Three things make a great documentary; riveting subject matter, a clear structure, aesthetic and narrative coherence; an engaging commentary and/or witness statements. Disfarmer manages all three of these in spades and the experienced documentarist Martin Lavut provides a riveting 52 minutes of entertainment and enlightenment.
The oddly named Mike Disfarmer (1884-1959) was a portrait photographer in a small country town in Arkansas, operating throughout the 1930s to late 1950s. He changed his name from Meyer and was undoubtedly a local eccentric. He also took extraordinary photographs of the ordinary people of the region – formal studies of men, women and children who stood in front of a simple black or occasionally white backdrop. But somehow he caught these people in largely unsmiling poses, revealing something about themselves. For many years after his death his work remained simply as a collection of family photos held by numerous individuals in the region. Then a small archive was discovered by a New Yorker who moved to Arkansas. A book of prints followed and then, several years later, Disfarmer prints began to become collectable and a gallery showing followed, ‘institutionalising’ the Arkansas man as an American photographic artist.
Lavut’s film tells this story concisely, clearly and with panache. The ‘witnesses’ include people who knew him in Heber Springs, Arkansas – both as a businessman and as the photographer who ‘frightened’ them as children – and the collectors, buyers and gallery owners from New York. I’ve rarely heard a more eloquent and open bunch. The septuagenarians from the South were most entertaining – as was the music from Bill Frisell.

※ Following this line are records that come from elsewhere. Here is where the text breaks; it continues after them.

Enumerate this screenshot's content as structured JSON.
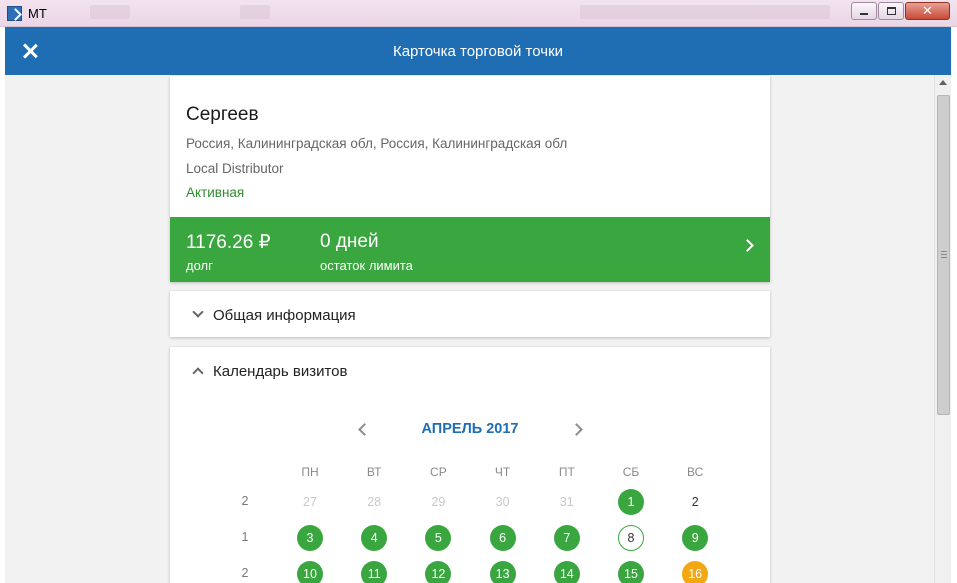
{
  "window": {
    "title": "MT"
  },
  "header": {
    "title": "Карточка торговой точки"
  },
  "outlet": {
    "name": "Сергеев",
    "address": "Россия, Калининградская обл, Россия, Калининградская обл",
    "type": "Local Distributor",
    "status": "Активная",
    "debt_value": "1176.26 ₽",
    "debt_label": "долг",
    "limit_value": "0 дней",
    "limit_label": "остаток лимита"
  },
  "sections": {
    "general_info": "Общая информация",
    "calendar": "Календарь визитов"
  },
  "calendar": {
    "month_label": "АПРЕЛЬ 2017",
    "weekdays": [
      "ПН",
      "ВТ",
      "СР",
      "ЧТ",
      "ПТ",
      "СБ",
      "ВС"
    ],
    "weeks": [
      {
        "week_number": "2",
        "days": [
          {
            "label": "27",
            "state": "muted"
          },
          {
            "label": "28",
            "state": "muted"
          },
          {
            "label": "29",
            "state": "muted"
          },
          {
            "label": "30",
            "state": "muted"
          },
          {
            "label": "31",
            "state": "muted"
          },
          {
            "label": "1",
            "state": "green"
          },
          {
            "label": "2",
            "state": "plain"
          }
        ]
      },
      {
        "week_number": "1",
        "days": [
          {
            "label": "3",
            "state": "green"
          },
          {
            "label": "4",
            "state": "green"
          },
          {
            "label": "5",
            "state": "green"
          },
          {
            "label": "6",
            "state": "green"
          },
          {
            "label": "7",
            "state": "green"
          },
          {
            "label": "8",
            "state": "outline"
          },
          {
            "label": "9",
            "state": "green"
          }
        ]
      },
      {
        "week_number": "2",
        "days": [
          {
            "label": "10",
            "state": "green"
          },
          {
            "label": "11",
            "state": "green"
          },
          {
            "label": "12",
            "state": "green"
          },
          {
            "label": "13",
            "state": "green"
          },
          {
            "label": "14",
            "state": "green"
          },
          {
            "label": "15",
            "state": "green"
          },
          {
            "label": "16",
            "state": "orange"
          }
        ]
      }
    ]
  },
  "colors": {
    "header": "#1f6eb4",
    "debt_bar": "#3aa63f",
    "visit_planned": "#3aa63f",
    "visit_today_outline": "#3aa63f",
    "visit_other": "#f3a712"
  }
}
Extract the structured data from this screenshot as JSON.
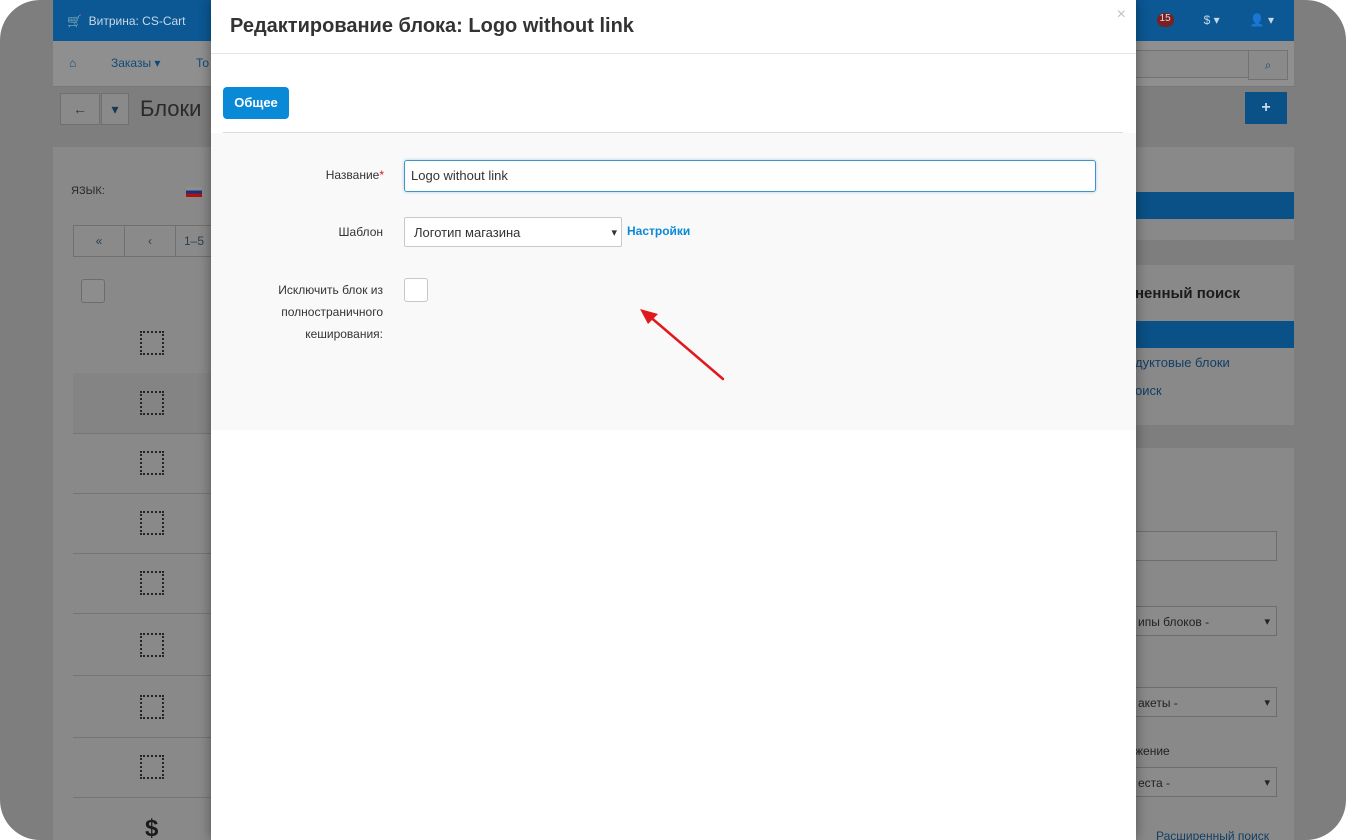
{
  "background": {
    "topbar": {
      "store_label": "Витрина: CS-Cart",
      "notif_count": "15",
      "currency": "$ ▾",
      "user": "▾"
    },
    "nav": {
      "orders": "Заказы ▾",
      "products": "То"
    },
    "page_title": "Блоки",
    "language_label": "ЯЗЫК:",
    "pager": {
      "first": "«",
      "prev": "‹",
      "range": "1–5"
    },
    "price_icon": "$",
    "right_panel": {
      "heading": "ненный поиск",
      "link_product_blocks": "дуктовые блоки",
      "link_search": "оиск",
      "select_block_types": "ипы блоков -",
      "select_layouts": "акеты -",
      "position_label": "жение",
      "select_places": "еста -",
      "advanced_search": "Расширенный поиск"
    },
    "accent_color": "#0a5187"
  },
  "modal": {
    "title": "Редактирование блока: Logo without link",
    "close_symbol": "×",
    "tabs": [
      {
        "label": "Общее",
        "active": true
      }
    ],
    "fields": {
      "name_label": "Название",
      "name_required_mark": "*",
      "name_value": "Logo without link",
      "template_label": "Шаблон",
      "template_value": "Логотип магазина",
      "settings_link": "Настройки",
      "exclude_label_line1": "Исключить блок из",
      "exclude_label_line2": "полностраничного",
      "exclude_label_line3": "кеширования:",
      "exclude_checked": false
    },
    "accent_color": "#0a8ad6"
  }
}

Here’s a clip from the film showing both the photographs and the witnesses:
The Disfarmer website offers a chance to study (and buy) more of the images.